* _Your objective_:
The expected output is a copy of every line in the records with the string "this".

* _Material to process_:
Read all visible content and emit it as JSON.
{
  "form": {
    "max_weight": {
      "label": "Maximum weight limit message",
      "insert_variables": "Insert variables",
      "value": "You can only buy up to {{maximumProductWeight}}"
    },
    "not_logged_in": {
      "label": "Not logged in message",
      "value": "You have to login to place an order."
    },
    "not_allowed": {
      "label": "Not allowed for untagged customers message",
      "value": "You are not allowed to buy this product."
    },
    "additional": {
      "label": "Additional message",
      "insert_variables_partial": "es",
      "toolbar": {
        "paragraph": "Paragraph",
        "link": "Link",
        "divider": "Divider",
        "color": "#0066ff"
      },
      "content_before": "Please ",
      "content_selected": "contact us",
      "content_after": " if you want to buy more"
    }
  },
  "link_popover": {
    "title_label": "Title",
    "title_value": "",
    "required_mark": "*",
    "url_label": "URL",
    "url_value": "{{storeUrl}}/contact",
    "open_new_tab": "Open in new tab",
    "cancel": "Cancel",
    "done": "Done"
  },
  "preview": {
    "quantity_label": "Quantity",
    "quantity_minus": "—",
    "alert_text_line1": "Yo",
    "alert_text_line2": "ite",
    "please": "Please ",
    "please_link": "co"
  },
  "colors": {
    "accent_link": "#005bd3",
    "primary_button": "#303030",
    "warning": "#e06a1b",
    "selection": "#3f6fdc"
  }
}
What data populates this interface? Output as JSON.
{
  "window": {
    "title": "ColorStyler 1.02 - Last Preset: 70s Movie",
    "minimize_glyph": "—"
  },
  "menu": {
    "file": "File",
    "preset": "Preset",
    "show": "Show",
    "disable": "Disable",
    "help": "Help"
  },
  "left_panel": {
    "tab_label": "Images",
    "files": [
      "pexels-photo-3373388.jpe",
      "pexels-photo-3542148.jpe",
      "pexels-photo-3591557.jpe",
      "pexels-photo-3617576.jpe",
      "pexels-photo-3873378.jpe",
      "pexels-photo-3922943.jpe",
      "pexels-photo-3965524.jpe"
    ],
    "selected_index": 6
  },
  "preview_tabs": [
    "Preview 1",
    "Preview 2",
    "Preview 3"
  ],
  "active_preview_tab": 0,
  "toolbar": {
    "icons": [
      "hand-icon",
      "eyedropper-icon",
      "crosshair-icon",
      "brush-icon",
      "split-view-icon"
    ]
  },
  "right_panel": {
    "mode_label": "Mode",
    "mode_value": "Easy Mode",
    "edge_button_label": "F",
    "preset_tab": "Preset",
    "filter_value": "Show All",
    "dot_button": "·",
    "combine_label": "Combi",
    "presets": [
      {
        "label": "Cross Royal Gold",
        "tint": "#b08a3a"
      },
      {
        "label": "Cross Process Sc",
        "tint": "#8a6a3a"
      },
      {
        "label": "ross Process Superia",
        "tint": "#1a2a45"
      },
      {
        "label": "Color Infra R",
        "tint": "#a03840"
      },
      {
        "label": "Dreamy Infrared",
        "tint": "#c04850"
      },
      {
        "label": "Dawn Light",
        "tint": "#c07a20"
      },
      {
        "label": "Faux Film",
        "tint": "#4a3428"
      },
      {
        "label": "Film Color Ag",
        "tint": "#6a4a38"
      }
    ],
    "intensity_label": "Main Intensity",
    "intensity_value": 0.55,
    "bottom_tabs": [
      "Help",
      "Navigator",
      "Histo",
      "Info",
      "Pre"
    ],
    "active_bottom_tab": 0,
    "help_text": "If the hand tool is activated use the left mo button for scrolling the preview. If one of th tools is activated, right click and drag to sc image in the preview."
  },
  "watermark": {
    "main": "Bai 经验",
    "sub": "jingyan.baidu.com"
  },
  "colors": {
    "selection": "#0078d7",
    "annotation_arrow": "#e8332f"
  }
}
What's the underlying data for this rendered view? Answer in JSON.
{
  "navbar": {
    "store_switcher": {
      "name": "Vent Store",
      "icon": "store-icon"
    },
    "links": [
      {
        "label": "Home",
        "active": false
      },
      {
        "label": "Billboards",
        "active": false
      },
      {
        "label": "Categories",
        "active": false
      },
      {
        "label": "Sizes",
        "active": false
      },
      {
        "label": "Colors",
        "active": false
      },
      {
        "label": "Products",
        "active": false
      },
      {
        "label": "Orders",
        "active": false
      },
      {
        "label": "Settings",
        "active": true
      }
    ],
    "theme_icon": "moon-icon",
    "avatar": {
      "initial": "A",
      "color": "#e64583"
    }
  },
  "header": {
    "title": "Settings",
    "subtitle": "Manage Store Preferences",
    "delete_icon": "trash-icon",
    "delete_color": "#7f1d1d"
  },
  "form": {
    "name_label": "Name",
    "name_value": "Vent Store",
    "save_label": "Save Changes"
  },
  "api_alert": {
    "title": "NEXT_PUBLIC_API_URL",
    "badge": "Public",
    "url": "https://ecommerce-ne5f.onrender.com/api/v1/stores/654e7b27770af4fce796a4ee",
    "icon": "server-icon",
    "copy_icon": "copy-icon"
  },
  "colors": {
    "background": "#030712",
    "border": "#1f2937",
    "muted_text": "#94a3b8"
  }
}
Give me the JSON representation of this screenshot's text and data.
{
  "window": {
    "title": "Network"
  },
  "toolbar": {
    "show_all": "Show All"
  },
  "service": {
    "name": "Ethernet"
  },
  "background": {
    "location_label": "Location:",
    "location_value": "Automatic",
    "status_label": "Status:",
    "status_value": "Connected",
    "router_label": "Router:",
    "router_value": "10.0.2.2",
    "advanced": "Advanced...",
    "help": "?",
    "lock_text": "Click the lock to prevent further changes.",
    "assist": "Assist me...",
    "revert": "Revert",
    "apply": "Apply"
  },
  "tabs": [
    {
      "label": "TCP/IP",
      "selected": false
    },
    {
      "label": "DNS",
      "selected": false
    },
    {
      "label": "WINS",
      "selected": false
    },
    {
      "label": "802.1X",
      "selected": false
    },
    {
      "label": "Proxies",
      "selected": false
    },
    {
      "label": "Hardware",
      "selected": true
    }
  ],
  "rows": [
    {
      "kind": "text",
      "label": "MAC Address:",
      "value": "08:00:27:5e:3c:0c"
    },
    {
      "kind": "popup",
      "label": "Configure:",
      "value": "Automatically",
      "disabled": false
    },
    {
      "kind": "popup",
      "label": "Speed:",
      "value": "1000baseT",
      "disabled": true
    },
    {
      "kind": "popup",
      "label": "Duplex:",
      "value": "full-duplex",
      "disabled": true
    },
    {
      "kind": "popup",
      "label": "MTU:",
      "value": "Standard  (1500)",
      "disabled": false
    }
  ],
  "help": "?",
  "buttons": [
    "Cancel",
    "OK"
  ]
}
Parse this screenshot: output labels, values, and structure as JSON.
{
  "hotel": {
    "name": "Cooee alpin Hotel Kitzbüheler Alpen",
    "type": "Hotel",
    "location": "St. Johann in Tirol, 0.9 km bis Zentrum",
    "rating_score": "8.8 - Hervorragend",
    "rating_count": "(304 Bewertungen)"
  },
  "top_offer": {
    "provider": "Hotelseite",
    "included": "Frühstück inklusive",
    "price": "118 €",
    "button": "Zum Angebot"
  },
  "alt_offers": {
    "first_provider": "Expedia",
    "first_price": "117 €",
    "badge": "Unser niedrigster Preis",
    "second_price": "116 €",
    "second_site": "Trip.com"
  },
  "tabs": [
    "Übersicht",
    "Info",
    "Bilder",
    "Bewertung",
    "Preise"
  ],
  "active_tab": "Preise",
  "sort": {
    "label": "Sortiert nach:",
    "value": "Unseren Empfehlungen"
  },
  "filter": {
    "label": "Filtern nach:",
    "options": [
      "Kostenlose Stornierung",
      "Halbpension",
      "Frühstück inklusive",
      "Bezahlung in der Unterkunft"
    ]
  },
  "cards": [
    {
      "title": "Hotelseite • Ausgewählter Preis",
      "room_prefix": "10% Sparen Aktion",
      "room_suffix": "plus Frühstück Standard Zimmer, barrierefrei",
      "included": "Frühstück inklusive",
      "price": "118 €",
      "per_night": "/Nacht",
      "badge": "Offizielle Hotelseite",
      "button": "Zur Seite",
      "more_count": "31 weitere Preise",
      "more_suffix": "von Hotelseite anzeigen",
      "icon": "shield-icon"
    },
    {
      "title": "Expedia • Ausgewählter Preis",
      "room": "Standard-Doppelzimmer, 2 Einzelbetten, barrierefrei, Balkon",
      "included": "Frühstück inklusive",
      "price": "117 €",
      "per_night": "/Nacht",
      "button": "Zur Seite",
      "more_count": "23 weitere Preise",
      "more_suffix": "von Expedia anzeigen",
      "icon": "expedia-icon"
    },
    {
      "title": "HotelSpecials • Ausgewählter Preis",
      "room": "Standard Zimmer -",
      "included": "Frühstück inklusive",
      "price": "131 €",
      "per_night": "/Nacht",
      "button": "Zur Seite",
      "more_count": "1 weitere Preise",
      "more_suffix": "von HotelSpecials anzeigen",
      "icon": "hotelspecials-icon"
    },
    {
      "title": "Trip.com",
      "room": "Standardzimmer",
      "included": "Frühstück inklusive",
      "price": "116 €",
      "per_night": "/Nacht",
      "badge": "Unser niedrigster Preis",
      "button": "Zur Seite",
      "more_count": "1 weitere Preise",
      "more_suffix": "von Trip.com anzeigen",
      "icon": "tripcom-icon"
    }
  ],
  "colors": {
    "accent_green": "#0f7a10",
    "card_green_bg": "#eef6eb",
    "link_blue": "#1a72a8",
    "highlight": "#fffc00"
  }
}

* _Result of the task_:
      "value": "You are not allowed to buy this product."
What data populates this interface? Output as JSON.
What's the underlying data for this rendered view? Answer in JSON.
Give me the JSON representation of this screenshot's text and data.
Parse this screenshot: output labels, values, and structure as JSON.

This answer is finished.